(a) Operating two or more meter runs in parallel. When the total flow rate is great, all meter runs are placed into service and their respective flow rates summed to yield a total flow measurement. When the total flow rate decreases, individual meter runs are shut off, resulting in increased flow rates through the remaining meter runs. The diagram below illustrates this technique:

(b) Another option is to stack two or more differential pressure transmitters in parallel onto the same orifice plate element, one for low flow(say 1-30%), the other for high flow (say 30-100% ) of full scale differential pressure produced. The diagram below illustrates the combination of (a) and (b) technique that is now standard industrial practice:

A combination of the two approaches above is the common practice today used to improve the rangeability of the orifice plate meter in order to increase its accuracy. However one drawback of these techniques is that they are complex and expensive to implement. To reduce the complexity of these systems and to further improve accuracy, the use of intelligent or smart differential pressure transmitters is becoming the norm. A smart transmitter with the ability to switch between two calibrated spans eliminates the need for two differential pressure transmitters across the orifice plate flow element.

Straight Run Pipe Requirement
Measurement errors can be introduced into an Orifice metering system when there is insufficient straight run pipes upstream and downstream the orifice plate. The pipe runs are required for laminar flow to be established before the flow element is encountered in the flow stream. The amount of straight run pipes required depends on both the beta ratio of the orifice plate installation and on the nature of the upstream components( like elbows, tees, valves etc) in the metering setup.

Straight run requirement can be eliminated in the metering setup by using flow conditioners or straighteners.
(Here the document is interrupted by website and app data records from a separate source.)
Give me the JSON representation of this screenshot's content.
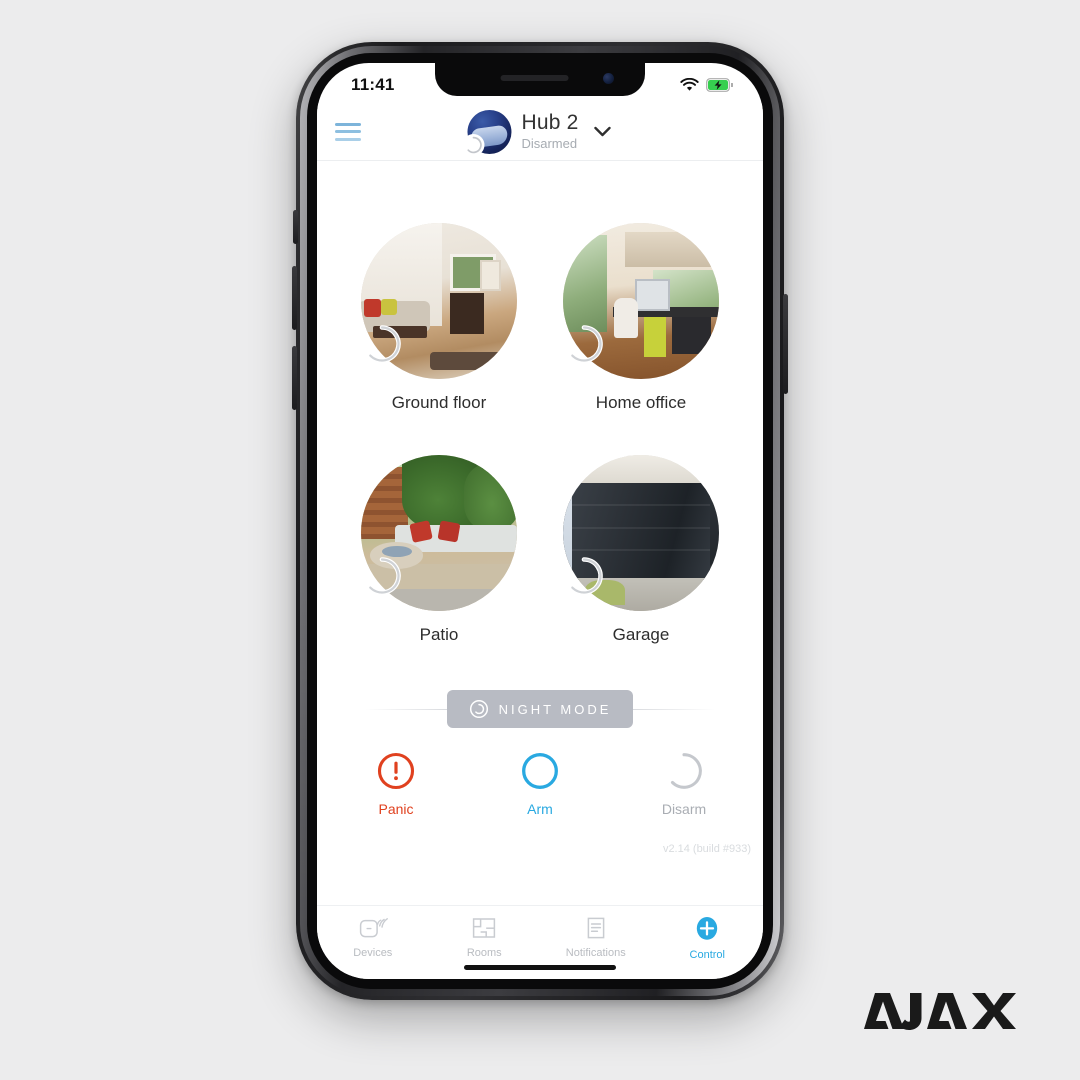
{
  "status_bar": {
    "time": "11:41",
    "wifi_icon": "wifi-icon",
    "battery_icon": "battery-charging-icon"
  },
  "header": {
    "menu_icon": "hamburger-menu-icon",
    "hub_avatar": "hub-avatar",
    "hub_badge_icon": "disarmed-arc-icon",
    "title": "Hub 2",
    "status": "Disarmed",
    "chevron_icon": "chevron-down-icon"
  },
  "rooms": [
    {
      "label": "Ground floor",
      "scene": "sc-ground",
      "badge_icon": "disarmed-arc-icon"
    },
    {
      "label": "Home office",
      "scene": "sc-office",
      "badge_icon": "disarmed-arc-icon"
    },
    {
      "label": "Patio",
      "scene": "sc-patio",
      "badge_icon": "disarmed-arc-icon"
    },
    {
      "label": "Garage",
      "scene": "sc-garage",
      "badge_icon": "disarmed-arc-icon"
    }
  ],
  "night_mode": {
    "label": "NIGHT MODE",
    "icon": "night-mode-arc-icon"
  },
  "modes": [
    {
      "label": "Panic",
      "icon": "panic-exclamation-icon",
      "color": "#e0411f"
    },
    {
      "label": "Arm",
      "icon": "arm-ring-icon",
      "color": "#29a9e1"
    },
    {
      "label": "Disarm",
      "icon": "disarm-arc-icon",
      "color": "#c2c5ca"
    }
  ],
  "version": "v2.14 (build #933)",
  "tabs": [
    {
      "label": "Devices",
      "icon": "device-signal-icon",
      "active": false
    },
    {
      "label": "Rooms",
      "icon": "floorplan-icon",
      "active": false
    },
    {
      "label": "Notifications",
      "icon": "list-document-icon",
      "active": false
    },
    {
      "label": "Control",
      "icon": "plus-circle-icon",
      "active": true
    }
  ],
  "brand": {
    "logo": "AJAX"
  },
  "colors": {
    "accent_blue": "#29a9e1",
    "panic_red": "#e0411f",
    "night_gray": "#b8bbc3",
    "muted": "#b9bcc1"
  }
}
Flow conditioners adjust the velocity profile, ideally eliminating or greatly reducing the magnitude of the flow distortion caused by the upstream piping configuration.